The proportion of agricultural land in Hungary is also high by international standards. 65.8 percent of the country’s land area is under agricultural cultivation and another 23.2 percent is forest.
Hungary can call on HUF 5,294 billion worth of EU funding for the cultivation of these areas in the next 7 years,
it does not matter, therefore, for what purposes we use this amount.
The legal bases for the next EU implementation period, 2023-27, aim to create a simpler, fairer and more environmentally friendly Common Agricultural Policy (CAP). Until now, Member States only had to write a strategic program for the so-called second-pillar rural development support financed by the European Agricultural Fund for Rural Development (EAFRD); The lack of a common strategy has hampered the development of synergies between the two pillars and the complementary effects of each grant. In comparison, the new Member States had to draw up a comprehensive strategic plan for the new period and submit it to the European Commission by 31 December 2021 on the use of all the budgetary resources available under the two pillars.
An even greener future
The Hungarian CAP Strategic Plan, published on March 8, also provides social, economic and environmental support for the countryside as a strategic area and aims at the economically and environmentally sustainable development of agriculture, food processing and related sectors. A key element of the Strategic Plan is the European Green Agreement and the contribution to the aforementioned environmental objectives. The plan accordingly serves economic development, a green future and the renewal of the countryside.

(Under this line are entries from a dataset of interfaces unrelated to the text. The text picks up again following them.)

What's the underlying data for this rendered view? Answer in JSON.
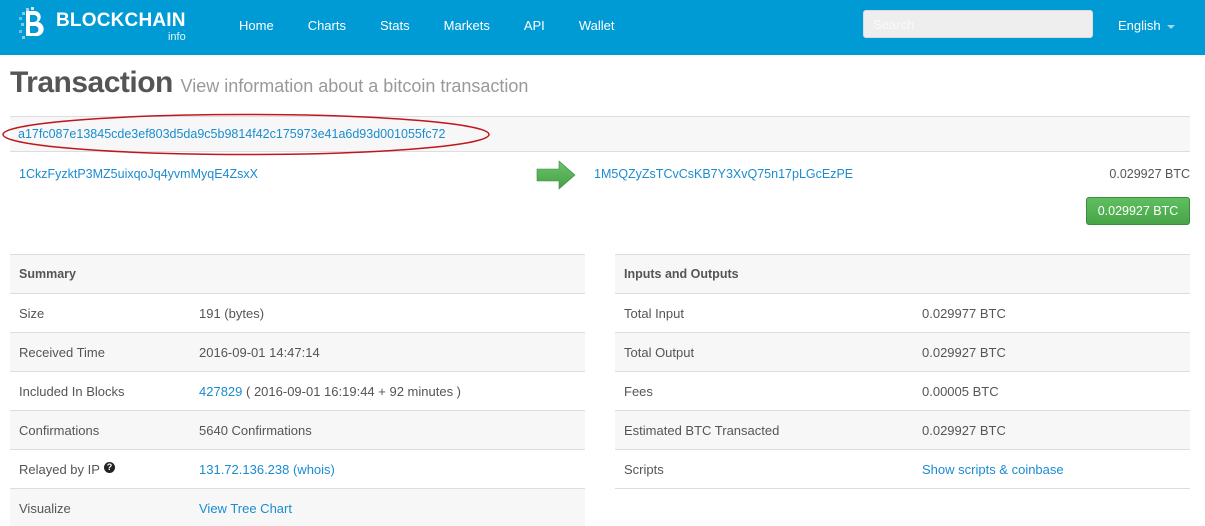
{
  "navbar": {
    "brand_name": "BLOCKCHAIN",
    "brand_sub": "info",
    "items": [
      "Home",
      "Charts",
      "Stats",
      "Markets",
      "API",
      "Wallet"
    ],
    "search_placeholder": "Search",
    "language": "English"
  },
  "page": {
    "title": "Transaction",
    "subtitle": "View information about a bitcoin transaction"
  },
  "transaction": {
    "hash": "a17fc087e13845cde3ef803d5da9c5b9814f42c175973e41a6d93d001055fc72",
    "input_address": "1CkzFyzktP3MZ5uixqoJq4yvmMyqE4ZsxX",
    "output_address": "1M5QZyZsTCvCsKB7Y3XvQ75n17pLGcEzPE",
    "output_amount": "0.029927 BTC",
    "total_button": "0.029927 BTC"
  },
  "summary": {
    "heading": "Summary",
    "size_label": "Size",
    "size_value": "191 (bytes)",
    "received_label": "Received Time",
    "received_value": "2016-09-01 14:47:14",
    "blocks_label": "Included In Blocks",
    "block_link": "427829",
    "block_detail": " ( 2016-09-01 16:19:44 + 92 minutes )",
    "confirmations_label": "Confirmations",
    "confirmations_value": "5640 Confirmations",
    "relayed_label": "Relayed by IP",
    "relayed_value": "131.72.136.238 (whois)",
    "visualize_label": "Visualize",
    "visualize_value": "View Tree Chart"
  },
  "io": {
    "heading": "Inputs and Outputs",
    "total_input_label": "Total Input",
    "total_input_value": "0.029977 BTC",
    "total_output_label": "Total Output",
    "total_output_value": "0.029927 BTC",
    "fees_label": "Fees",
    "fees_value": "0.00005 BTC",
    "estimated_label": "Estimated BTC Transacted",
    "estimated_value": "0.029927 BTC",
    "scripts_label": "Scripts",
    "scripts_value": "Show scripts & coinbase"
  },
  "icons": {
    "help": "?"
  },
  "colors": {
    "navbar": "#009bd4",
    "link": "#1a8cd0",
    "success": "#47a447",
    "annotation": "#c0161c"
  }
}
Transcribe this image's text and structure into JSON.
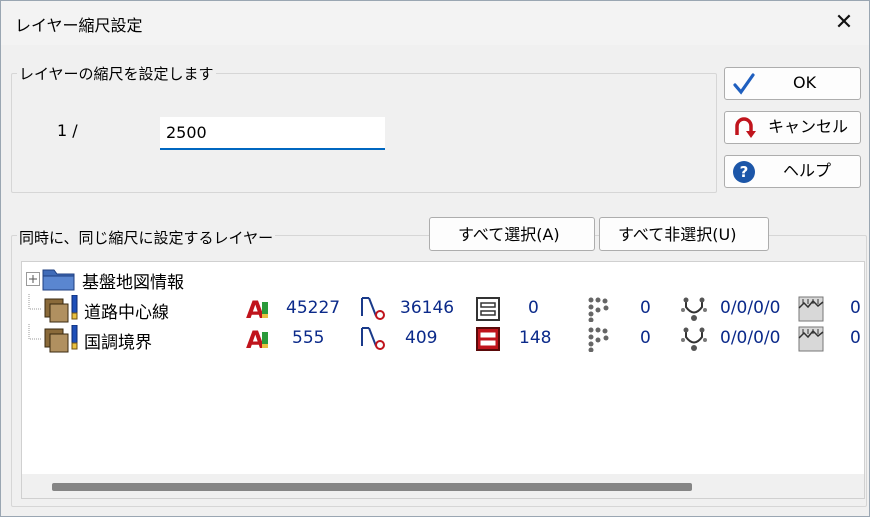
{
  "window": {
    "title": "レイヤー縮尺設定",
    "close_glyph": "✕"
  },
  "scale_group": {
    "label": "レイヤーの縮尺を設定します",
    "prefix": "1 /",
    "value": "2500"
  },
  "buttons": {
    "ok": "OK",
    "cancel": "キャンセル",
    "help": "ヘルプ"
  },
  "layers_group": {
    "label": "同時に、同じ縮尺に設定するレイヤー",
    "select_all": "すべて選択(A)",
    "deselect_all": "すべて非選択(U)",
    "tree": {
      "root": "基盤地図情報",
      "items": [
        {
          "name": "道路中心線",
          "annotations": "45227",
          "lines": "36146",
          "polygons": "0",
          "points": "0",
          "nodes": "0/0/0/0",
          "surfaces": "0",
          "polygon_active": false
        },
        {
          "name": "国調境界",
          "annotations": "555",
          "lines": "409",
          "polygons": "148",
          "points": "0",
          "nodes": "0/0/0/0",
          "surfaces": "0",
          "polygon_active": true
        }
      ]
    }
  },
  "colors": {
    "accent": "#0067c0",
    "count_text": "#0b2a8a",
    "icon_red": "#c0141c",
    "ok_check": "#1f5fbf"
  }
}
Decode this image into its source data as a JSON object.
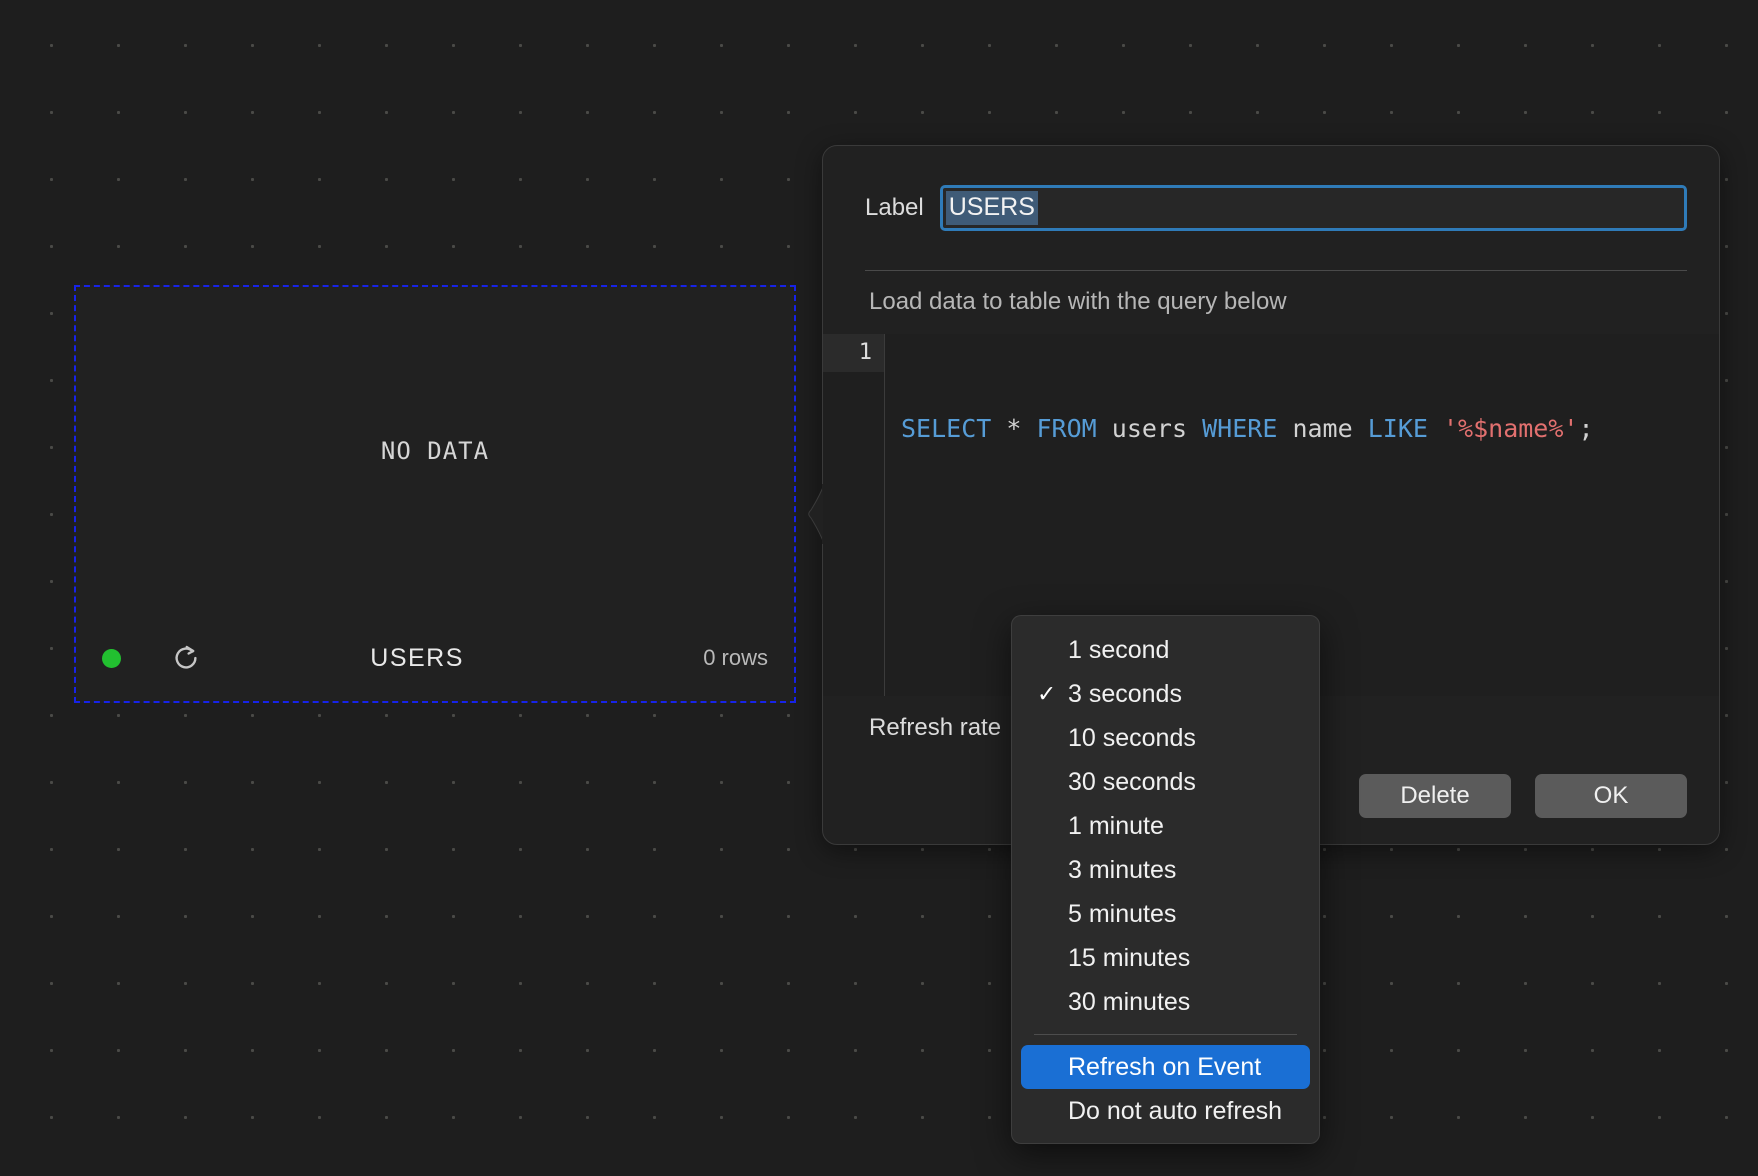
{
  "widget": {
    "name": "table-widget",
    "empty_state_text": "NO DATA",
    "title": "USERS",
    "row_count": "0 rows",
    "status_dot_color": "#22c030",
    "selection_border_color": "#1723e8",
    "refresh_icon": "refresh-icon"
  },
  "panel": {
    "label_caption": "Label",
    "label_value": "USERS",
    "query_caption": "Load data to table with the query below",
    "editor": {
      "line_number": "1",
      "tokens": [
        {
          "text": "SELECT",
          "type": "keyword"
        },
        {
          "text": " ",
          "type": "plain"
        },
        {
          "text": "*",
          "type": "operator"
        },
        {
          "text": " ",
          "type": "plain"
        },
        {
          "text": "FROM",
          "type": "keyword"
        },
        {
          "text": " ",
          "type": "plain"
        },
        {
          "text": "users",
          "type": "identifier"
        },
        {
          "text": " ",
          "type": "plain"
        },
        {
          "text": "WHERE",
          "type": "keyword"
        },
        {
          "text": " ",
          "type": "plain"
        },
        {
          "text": "name",
          "type": "identifier"
        },
        {
          "text": " ",
          "type": "plain"
        },
        {
          "text": "LIKE",
          "type": "keyword"
        },
        {
          "text": " ",
          "type": "plain"
        },
        {
          "text": "'%$name%'",
          "type": "string"
        },
        {
          "text": ";",
          "type": "operator"
        }
      ],
      "full_query": "SELECT * FROM users WHERE name LIKE '%$name%';"
    },
    "refresh_rate_label": "Refresh rate",
    "buttons": {
      "delete_label": "Delete",
      "ok_label": "OK"
    }
  },
  "refresh_menu": {
    "checked_value": "3 seconds",
    "highlighted_value": "Refresh on Event",
    "highlight_color": "#1a6fd4",
    "items": [
      {
        "label": "1 second",
        "checked": false,
        "highlighted": false,
        "separator_after": false
      },
      {
        "label": "3 seconds",
        "checked": true,
        "highlighted": false,
        "separator_after": false
      },
      {
        "label": "10 seconds",
        "checked": false,
        "highlighted": false,
        "separator_after": false
      },
      {
        "label": "30 seconds",
        "checked": false,
        "highlighted": false,
        "separator_after": false
      },
      {
        "label": "1 minute",
        "checked": false,
        "highlighted": false,
        "separator_after": false
      },
      {
        "label": "3 minutes",
        "checked": false,
        "highlighted": false,
        "separator_after": false
      },
      {
        "label": "5 minutes",
        "checked": false,
        "highlighted": false,
        "separator_after": false
      },
      {
        "label": "15 minutes",
        "checked": false,
        "highlighted": false,
        "separator_after": false
      },
      {
        "label": "30 minutes",
        "checked": false,
        "highlighted": false,
        "separator_after": true
      },
      {
        "label": "Refresh on Event",
        "checked": false,
        "highlighted": true,
        "separator_after": false
      },
      {
        "label": "Do not auto refresh",
        "checked": false,
        "highlighted": false,
        "separator_after": false
      }
    ]
  }
}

The plan identifies the development of the food industry, increasing added value per hectare and improving the cost-effectiveness of production as key priorities for economic development.
First-pillar direct payments contribute to long-term food security and the economic sustainability of agricultural production, as well as to the level of income that ensures the survival of farmers. Achieving economic development is also supported by sectoral (market) interventions, which help to improve the competitiveness of farms in the short and long term and strengthen the position of farmers in the value chain.
In the first pillar, the plan sets out to achieve a green future by setting up five levels of intervention, which will help to create a single green program with voluntary and mandatory elements. By expanding the concept of eligible area, it will also be possible to apply for support for certain currently not supported agro-ecological areas, so the size of the eligible area is expected to increase by 100,000 hectares, according to the ministry’s estimates. Basic income support for sustainability includes a new, higher set of mandatory environmental and climate protection conditions (conditionality). Level 5 of the scheme includes interventions that, albeit indirectly, also contribute to environmental considerations and more sustainable management. One such tool is the Agricultural Knowledge and Innovation System (AKIS), ie CAP-specific advice, training and digitization.
The plan also deals in detail with the renewal of the countryside. Basic services that determine the standard of living, as well as infrastructure investments, which encourage generational change and the achievement of employment goals, will play a key role in this.
The pursuit of a renewable countryside includes the development of a knowledge-based knowledge network, including an increase in the knowledge base of the rural farmers’ network, sectoral professional organizations and further support for innovation groups. The LEADER program will also continue; Within the framework of this, cooperating municipalities can once again create and implement local development strategies.
Although it would be very early to draw conclusions on the basis of the planned measures to what extent they will be able to contribute to the stated domestic and EU goals, reading the Strategic Plan, it appears that most of the named measures are further development of existing support systems. Some forms of support, such as the current agri-environmental minimum requirements or degressivity, have been packaged in a new robe, but their substance has remained. Sectoral measures will continue to include support for the beekeeping and fruit and vegetable sectors.
In the case of second-pillar interventions (currently running under the Rural Development Program), start-up support for young foresters is planned as a new intervention, and new support for the forestry sector itself is also planned. Three grants for digital switchover will provide targeted opportunities for applicants:
- supporting the digital switchover of agricultural holdings,
- development of digital forest management services,
- and supporting the digital switchover of small settlements (smart village).
Bilateral negotiations on the finalization of the document will take place in the coming months, during which the Commission will address comments to the Member State and may request additions in order to establish the closest possible link between the objectives set out in the plan and the measures envisaged. The EU decision announcing formal Commission approval is expected in the second half of 2022, and implementation will start on the first day of the 2023 agricultural year, ie 16 October 2022, for first-pillar support.
The authors of the article strengthen the KPMG team: Dóra Huzsvai, EU Assurance Director, Julianna Nagy, EU Assurance Manager, and Marcell Pallos, Senior Auditor.
(Cover image: Tamás Vasvári / MTI)